# Exercise instructions
Report every line of the listing below in which the string "CADASTRAL" appears.

# Raw data
******

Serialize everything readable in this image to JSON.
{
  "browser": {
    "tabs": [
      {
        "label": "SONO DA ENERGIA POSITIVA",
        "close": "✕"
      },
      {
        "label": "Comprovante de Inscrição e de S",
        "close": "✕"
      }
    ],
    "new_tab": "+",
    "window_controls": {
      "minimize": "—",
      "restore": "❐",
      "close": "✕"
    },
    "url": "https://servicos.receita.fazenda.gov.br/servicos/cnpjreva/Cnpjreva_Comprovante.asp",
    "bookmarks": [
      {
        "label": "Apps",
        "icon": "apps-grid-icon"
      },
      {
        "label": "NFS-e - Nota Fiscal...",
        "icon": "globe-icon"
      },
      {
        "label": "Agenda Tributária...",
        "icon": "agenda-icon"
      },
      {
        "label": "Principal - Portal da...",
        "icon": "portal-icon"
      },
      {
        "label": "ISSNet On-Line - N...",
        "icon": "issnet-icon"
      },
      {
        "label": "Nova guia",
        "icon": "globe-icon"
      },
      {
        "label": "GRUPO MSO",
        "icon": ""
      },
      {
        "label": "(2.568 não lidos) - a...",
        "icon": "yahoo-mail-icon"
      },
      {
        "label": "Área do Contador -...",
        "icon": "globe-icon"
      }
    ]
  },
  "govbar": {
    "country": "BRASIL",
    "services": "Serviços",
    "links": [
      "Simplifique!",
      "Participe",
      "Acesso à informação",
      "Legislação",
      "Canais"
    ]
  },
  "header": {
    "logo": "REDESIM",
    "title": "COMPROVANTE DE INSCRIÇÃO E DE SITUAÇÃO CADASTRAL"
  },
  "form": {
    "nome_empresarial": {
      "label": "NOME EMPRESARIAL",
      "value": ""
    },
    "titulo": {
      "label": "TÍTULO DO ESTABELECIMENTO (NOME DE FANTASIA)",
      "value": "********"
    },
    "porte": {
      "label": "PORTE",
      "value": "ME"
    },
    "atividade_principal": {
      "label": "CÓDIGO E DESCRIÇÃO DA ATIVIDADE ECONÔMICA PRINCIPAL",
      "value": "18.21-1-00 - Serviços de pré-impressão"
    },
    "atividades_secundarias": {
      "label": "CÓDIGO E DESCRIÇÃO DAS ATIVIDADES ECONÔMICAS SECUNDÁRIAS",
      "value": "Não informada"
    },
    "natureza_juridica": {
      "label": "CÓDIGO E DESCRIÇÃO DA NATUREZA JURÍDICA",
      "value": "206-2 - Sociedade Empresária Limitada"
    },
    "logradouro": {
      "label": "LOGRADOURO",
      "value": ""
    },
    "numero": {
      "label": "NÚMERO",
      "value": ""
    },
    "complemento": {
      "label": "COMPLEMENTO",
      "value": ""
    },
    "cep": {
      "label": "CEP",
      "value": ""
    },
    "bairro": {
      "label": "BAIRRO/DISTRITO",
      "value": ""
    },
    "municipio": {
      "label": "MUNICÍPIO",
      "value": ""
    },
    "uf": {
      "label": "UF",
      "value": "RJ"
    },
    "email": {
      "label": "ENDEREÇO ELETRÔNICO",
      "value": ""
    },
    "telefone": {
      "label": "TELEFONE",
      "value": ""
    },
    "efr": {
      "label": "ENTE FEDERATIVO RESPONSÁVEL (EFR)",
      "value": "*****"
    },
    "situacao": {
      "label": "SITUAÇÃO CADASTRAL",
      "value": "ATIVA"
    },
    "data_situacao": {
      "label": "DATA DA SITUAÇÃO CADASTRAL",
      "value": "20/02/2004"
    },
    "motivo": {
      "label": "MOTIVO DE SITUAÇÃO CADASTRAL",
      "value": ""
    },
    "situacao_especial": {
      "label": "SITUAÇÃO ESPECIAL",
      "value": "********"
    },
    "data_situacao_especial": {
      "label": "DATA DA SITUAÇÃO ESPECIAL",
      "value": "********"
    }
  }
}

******

# Output
    "title": "COMPROVANTE DE INSCRIÇÃO E DE SITUAÇÃO CADASTRAL"
      "label": "SITUAÇÃO CADASTRAL",
      "label": "DATA DA SITUAÇÃO CADASTRAL",
      "label": "MOTIVO DE SITUAÇÃO CADASTRAL",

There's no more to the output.